WHAT IS REQUIRED >> Only an exact repetition of all the entries will be accepted.

EXCERPTED RECORDS >>
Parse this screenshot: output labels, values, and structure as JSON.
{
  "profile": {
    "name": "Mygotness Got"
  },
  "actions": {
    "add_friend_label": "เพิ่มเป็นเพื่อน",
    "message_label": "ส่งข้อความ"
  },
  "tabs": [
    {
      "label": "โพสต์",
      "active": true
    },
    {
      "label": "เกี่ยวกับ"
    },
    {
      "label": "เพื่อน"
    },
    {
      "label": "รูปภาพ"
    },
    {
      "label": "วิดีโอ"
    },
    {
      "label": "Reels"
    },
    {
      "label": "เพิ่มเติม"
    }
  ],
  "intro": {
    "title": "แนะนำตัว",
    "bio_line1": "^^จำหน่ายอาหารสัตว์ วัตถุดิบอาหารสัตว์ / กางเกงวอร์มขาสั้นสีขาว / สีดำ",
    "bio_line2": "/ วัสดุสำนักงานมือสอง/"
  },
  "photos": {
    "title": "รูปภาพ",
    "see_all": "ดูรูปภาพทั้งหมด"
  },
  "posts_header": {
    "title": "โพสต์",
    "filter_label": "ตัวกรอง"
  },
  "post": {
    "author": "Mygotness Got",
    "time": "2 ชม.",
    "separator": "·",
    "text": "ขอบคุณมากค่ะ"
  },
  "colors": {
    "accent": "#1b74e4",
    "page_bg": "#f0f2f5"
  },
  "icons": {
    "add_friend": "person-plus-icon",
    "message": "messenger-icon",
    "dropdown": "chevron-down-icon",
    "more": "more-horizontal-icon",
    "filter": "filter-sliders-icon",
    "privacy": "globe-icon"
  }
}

RESULT FOR THIS TASK >>
Parse this screenshot: output labels, values, and structure as JSON.
{
  "profile": {
    "name": "Mygotness Got"
  },
  "actions": {
    "add_friend_label": "เพิ่มเป็นเพื่อน",
    "message_label": "ส่งข้อความ"
  },
  "tabs": [
    {
      "label": "โพสต์",
      "active": true
    },
    {
      "label": "เกี่ยวกับ"
    },
    {
      "label": "เพื่อน"
    },
    {
      "label": "รูปภาพ"
    },
    {
      "label": "วิดีโอ"
    },
    {
      "label": "Reels"
    },
    {
      "label": "เพิ่มเติม"
    }
  ],
  "intro": {
    "title": "แนะนำตัว",
    "bio_line1": "^^จำหน่ายอาหารสัตว์ วัตถุดิบอาหารสัตว์ / กางเกงวอร์มขาสั้นสีขาว / สีดำ",
    "bio_line2": "/ วัสดุสำนักงานมือสอง/"
  },
  "photos": {
    "title": "รูปภาพ",
    "see_all": "ดูรูปภาพทั้งหมด"
  },
  "posts_header": {
    "title": "โพสต์",
    "filter_label": "ตัวกรอง"
  },
  "post": {
    "author": "Mygotness Got",
    "time": "2 ชม.",
    "separator": "·",
    "text": "ขอบคุณมากค่ะ"
  },
  "colors": {
    "accent": "#1b74e4",
    "page_bg": "#f0f2f5"
  },
  "icons": {
    "add_friend": "person-plus-icon",
    "message": "messenger-icon",
    "dropdown": "chevron-down-icon",
    "more": "more-horizontal-icon",
    "filter": "filter-sliders-icon",
    "privacy": "globe-icon"
  }
}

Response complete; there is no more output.